My first day at Limerick and my first attempt at independent living, started out with pouring rain. Yet when we all sat at the common room stuffing our faces with pizzas, this beautiful sense of acceptance washed over me. I had a home away from home, and nobody could take that away from me. I had arrived.

My Erasmus experience in Belgium

By Roisin O’Donoghue, BA New Media & English, University of Limerick

This time last year I was on my Erasmus in city of Ghent, Belgium. I lived and studied there from the 20th September to 23rd of December. Much like my Co-op it was an experience that I will never forget. The upsides were getting to travel to other cities and neighbouring countries. Then the downsides were living with others and studying. So much studying.

Belgium was not my first choice for Erasmus nor was it my second or even my third. However, it was pretty much my only choice because the other destinations I had in mind were taken up so Belgium was kind of a last resort. Three of my friends from my course were also going so at least I wasn’t alone. It was still a year away at this point so I didn’t really think that much about. At the same time, I was preparing for my Co-op in France in the same year. Yet as the summer of 2016 dragged on and I was trying to organise the necessary documents and choose my modules for the university I began to feel the excitement. I didn’t feel nervous or stressed unlike how I felt about Co-op because I had experience of living away from home now and I wasn’t going to be on my own. I felt that it would be the amazing, must-have experience that others made it out to be.

We travelled from Dublin airport to Brussels airport on the 20th September. When we got there, we were a bit confused as to what trains to get to Ghent and ended up missing the first one. When we finally caught the next one we had the immense task of hauling our luggage onto the train which took some serious teamwork. When we arrived in the city of Ghent we then had to find our way to where we were going to be staying for the next few months which took up more time and by the end we were all exhausted. Once I got to my room all I wanted to do was collapse onto the absurdly squeaky bed and sleep for a week. I couldn’t though as we had to get food and explore the city a bit.

I loved Ghent, it’s so beautiful with the castle, church and river running through it. Plus, the shopping was great too! Our student accommodation was near the city centre so we could walk in and out as we pleased. The accommodation itself was fairly basic but I still loved my room it was like a small apartment. The modules we studied were Masters Classes and they were tough but we got through the exams (5 of them, most I’ve had since Leaving Cert) and I was so relieved once they were done. They stressed me out but I felt a great sense of achievement for doing them.
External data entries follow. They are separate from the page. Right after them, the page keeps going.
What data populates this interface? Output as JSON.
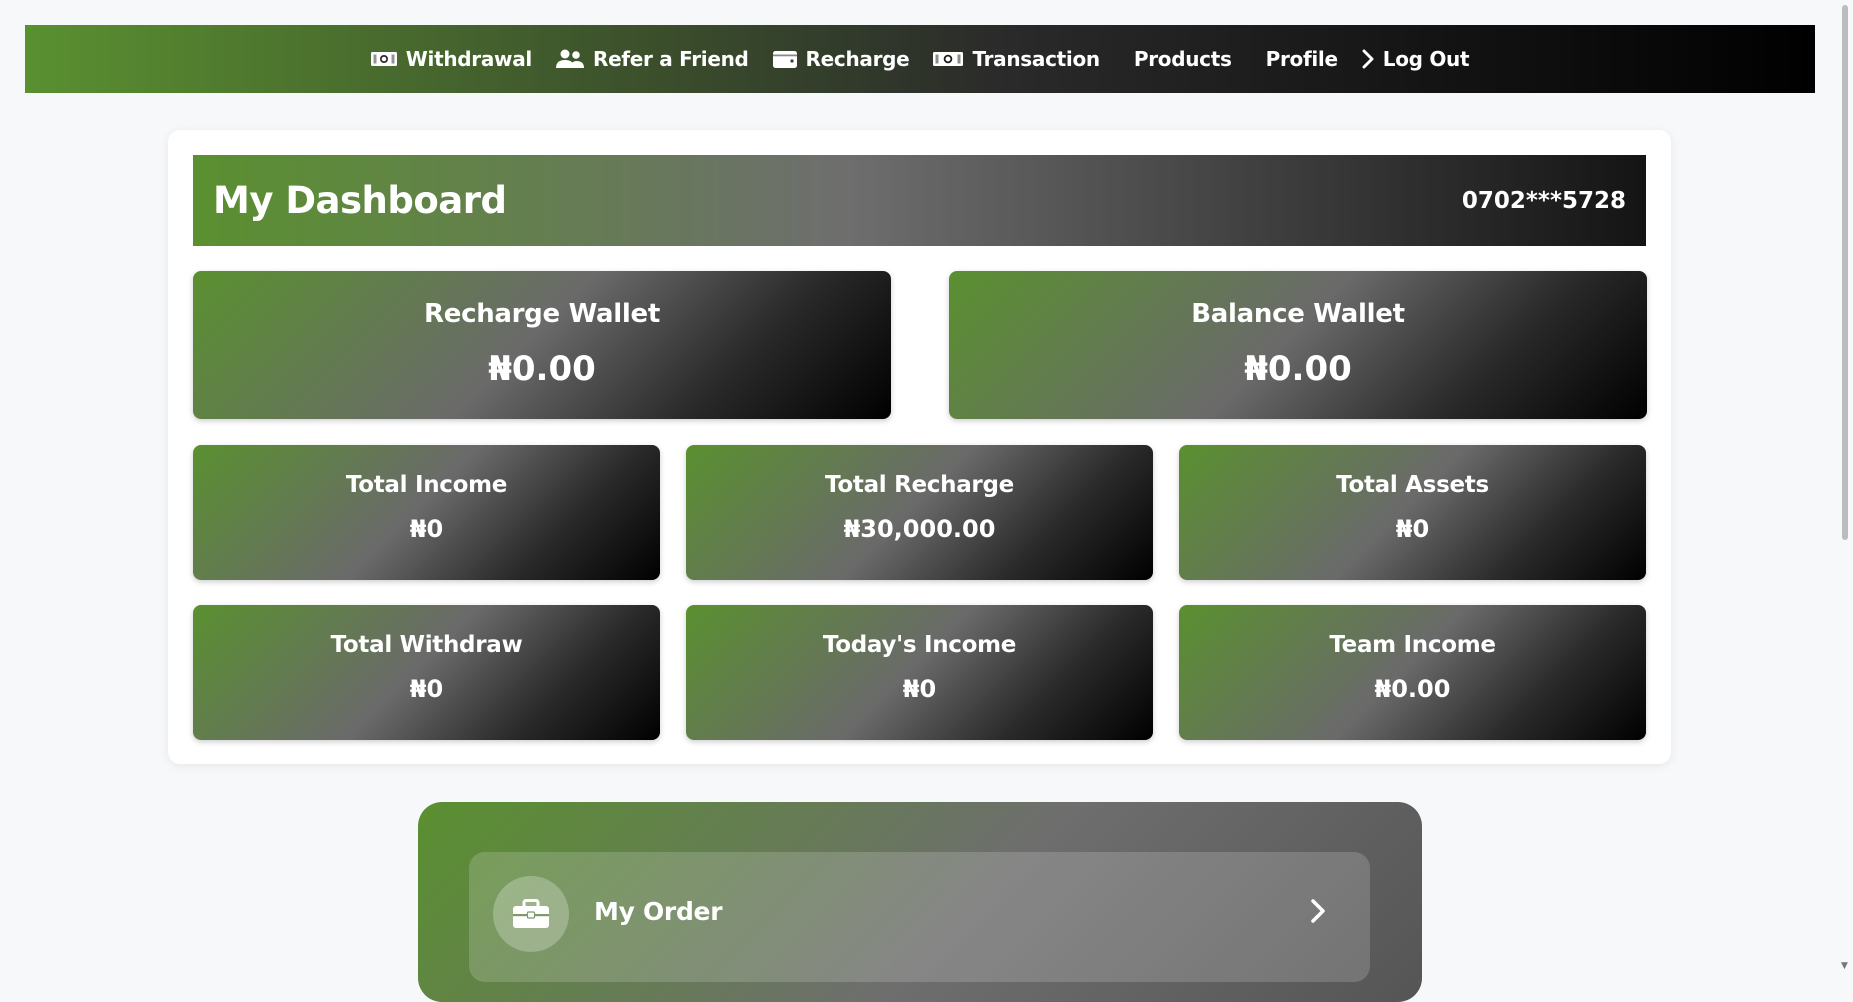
{
  "nav": {
    "items": [
      {
        "label": "Withdrawal",
        "icon": "money-bill-icon"
      },
      {
        "label": "Refer a Friend",
        "icon": "users-icon"
      },
      {
        "label": "Recharge",
        "icon": "wallet-icon"
      },
      {
        "label": "Transaction",
        "icon": "money-bill-icon"
      },
      {
        "label": "Products",
        "icon": ""
      },
      {
        "label": "Profile",
        "icon": ""
      },
      {
        "label": "Log Out",
        "icon": "chevron-right-icon"
      }
    ]
  },
  "dashboard": {
    "title": "My Dashboard",
    "phone": "0702***5728"
  },
  "wallets": [
    {
      "label": "Recharge Wallet",
      "value": "₦0.00"
    },
    {
      "label": "Balance Wallet",
      "value": "₦0.00"
    }
  ],
  "stats": [
    {
      "label": "Total Income",
      "value": "₦0"
    },
    {
      "label": "Total Recharge",
      "value": "₦30,000.00"
    },
    {
      "label": "Total Assets",
      "value": "₦0"
    },
    {
      "label": "Total Withdraw",
      "value": "₦0"
    },
    {
      "label": "Today's Income",
      "value": "₦0"
    },
    {
      "label": "Team Income",
      "value": "₦0.00"
    }
  ],
  "order": {
    "label": "My Order",
    "icon": "briefcase-icon"
  },
  "colors": {
    "brand_green": "#5a9030",
    "dark": "#000000",
    "page_bg": "#f7f8fa"
  }
}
The best thing about Erasmus for me though was getting the opportunity to travel. When I was there I visited Antwerp, Leuven, Bruges, Luxembourg and France. These are all wonderful places to visit and I would highly recommend them. One of the biggest downsides was living with others. I lived with other people when I was in France but I didn’t spend every day with them. My friends and I spent a lot of our time with each other as we lived on the same floor in the same building and had all the same classes together. There were times when we got kind of tired of each other but we came out of it still as good friends. So overall it was an incredible experience and I’m glad I did it although I do wish I prepared myself a little better I wouldn’t change it.